Students in Nigeria are taught that Funmilayo Ransome-Kuti was the first woman to drive a car. Her political activism, however, is rarely mentioned in the classroom. Nwanyeruwa led thousands of Aba women to protest in 1929, when taxes were imposed on them despite their still-meager wages. But her efforts, too, are regularly overlooked.
While highlighting contributions to the country’s independence made by male politicians like Obafemi Awolowo and Nnamdi Azikiwe, historians minimize the efforts of women to a cursory mention in current affairs books.
Gender discrimination is woven into the fabric of Nigeria's history. The country was ranked 128 out of 153 countries in closing the gender gap in 2020, in a report carried out by the World Economic Forum. Women make contributions at home and in the workplace, despite every sector being male-dominated. They strive for change, but must accept the possibility that their efforts will go unacknowledged. Their erasure is effectively a form of discrimination.
"It is only when the impacts of women are recognized that Nigeria will be seen as a nation that is progressive and a country that takes into account the rights, impacts and futures of women," said Sarah Egbo, the policy lead at the Gender Mobile Initiative.
Changing the narrative
Growing up in Africa's most populous nation, investigative journalist Kiki Mordi, witnessed how much women's contributions to society were being overlooked. Considering how grave the erasure of women's impact is today, Mordi wondered how bad it was in the past, especially pre-internet. With this in mind, Mordi was inspired to create Document Women, a media initiative that equips readers with the knowledge needed to advocate for gender equality.
"I am a storyteller and I wanted to start up my own media [outlet]. I know this is a story I'm always inclined to tell — stories of women, and my passion to battle [their] erasure," she said.
The online publication combats the erasure of women's contributions to society in both the past and the present. It amplifies women’s voices, reports on the challenges they face, and acknowledges the impacts they have had on society. The outlet also advocates for female victims of abuse and connects them to resources. It has, in addition, helped women secure job opportunities.
Document Women strives to highlight stories that are not being covered by mainstream media outlets. The section on its site titled 'Arewa Voices', for instance, features the stories of women in northern Nigeria. Articles here have covered the realities of female genital mutilation, and have offered a look at what Christmas is like for Arewa Christian Women.
The category 'Working Womxn', spotlights the accomplishments of working class women in the country, and its coverage goes beyond the shores of Nigeria in its 'Iconic Women’ category, which includes articles that recognize the accomplishments of women in different fields. The site's DW Pride section promotes gender diversity by telling the stories of LGBTQ+ people. These stories are hard to come by in a conservative society like Nigeria, and they regularly receive backlash.

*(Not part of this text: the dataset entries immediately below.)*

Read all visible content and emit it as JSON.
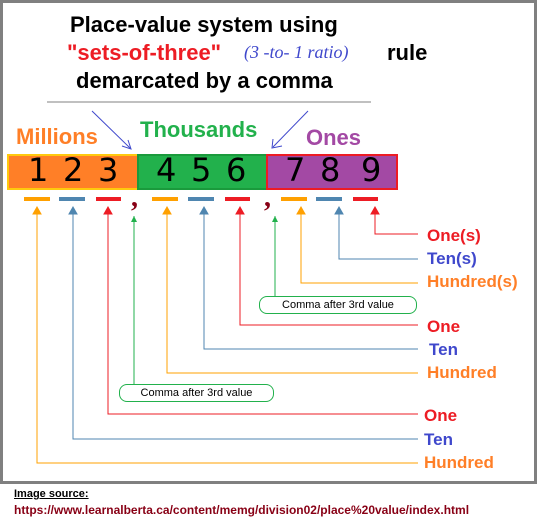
{
  "title": {
    "line1": "Place-value system using",
    "line2_highlight": "\"sets-of-three\"",
    "line2_ratio": "(3 -to- 1 ratio)",
    "line2_end": "rule",
    "line3": "demarcated by a comma"
  },
  "periods": [
    {
      "name": "Millions",
      "digits": [
        "1",
        "2",
        "3"
      ],
      "color": "#ff7f27",
      "border": "#ffc90e",
      "label_color": "#ff7f27"
    },
    {
      "name": "Thousands",
      "digits": [
        "4",
        "5",
        "6"
      ],
      "color": "#22b14c",
      "border": "#1a9a3c",
      "label_color": "#22b14c"
    },
    {
      "name": "Ones",
      "digits": [
        "7",
        "8",
        "9"
      ],
      "color": "#a349a4",
      "border": "#ed1c24",
      "label_color": "#a349a4"
    }
  ],
  "comma_glyph": ",",
  "comma_note": "Comma after 3rd value",
  "place_labels": {
    "ones_period": [
      "One(s)",
      "Ten(s)",
      "Hundred(s)"
    ],
    "thousands_period": [
      "One",
      "Ten",
      "Hundred"
    ],
    "millions_period": [
      "One",
      "Ten",
      "Hundred"
    ]
  },
  "colors": {
    "one": "#ed1c24",
    "ten": "#3f48cc",
    "hundred": "#ff7f27",
    "line_one": "#ed1c24",
    "line_ten": "#4f86b0",
    "line_hundred": "#ffa000",
    "comma": "#880015",
    "comma_note_border": "#22b14c",
    "arrow": "#3f48cc"
  },
  "source": {
    "label": "Image source:",
    "url": "https://www.learnalberta.ca/content/memg/division02/place%20value/index.html"
  }
}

Mordi and her team had to overcome obstacles like corruption and poor electricity supply when launching Document Women. For the newsroom’s journalists, the lack of representative data on Nigerians, specifically women, also poses a challenge.
"We want figures to back up our investigations and assertions. We found out that the figures, as scarce as they are, are not representative [of Nigerian women]," said Mordi.
Mordi's vision for Document Women
Mordi hopes to develop Document Women into a mainstream, profitable publication able to compete in Nigeria’s media ecosystem. They are sometimes pushed to the side, however, because media output in the country is largely centered around men.
"It is possible to document women and make money. What is it about women that people will not want to read?"
The future is female
Mordi and her team have ambitious plans to expand Document Women’s mission. They hope to mold it into an incubator for other startups that highlight and support women in tech, politics and more. It also hopes to increase the amount of statistics and information available on African women.
"We believe data is an important aspect of storytelling and a big driver of change. We want to build the largest digital library dedicated to women,” said Mordi. "Every product we put out there is to provide a balance in the ecosystem and help fight the structural erasure women face."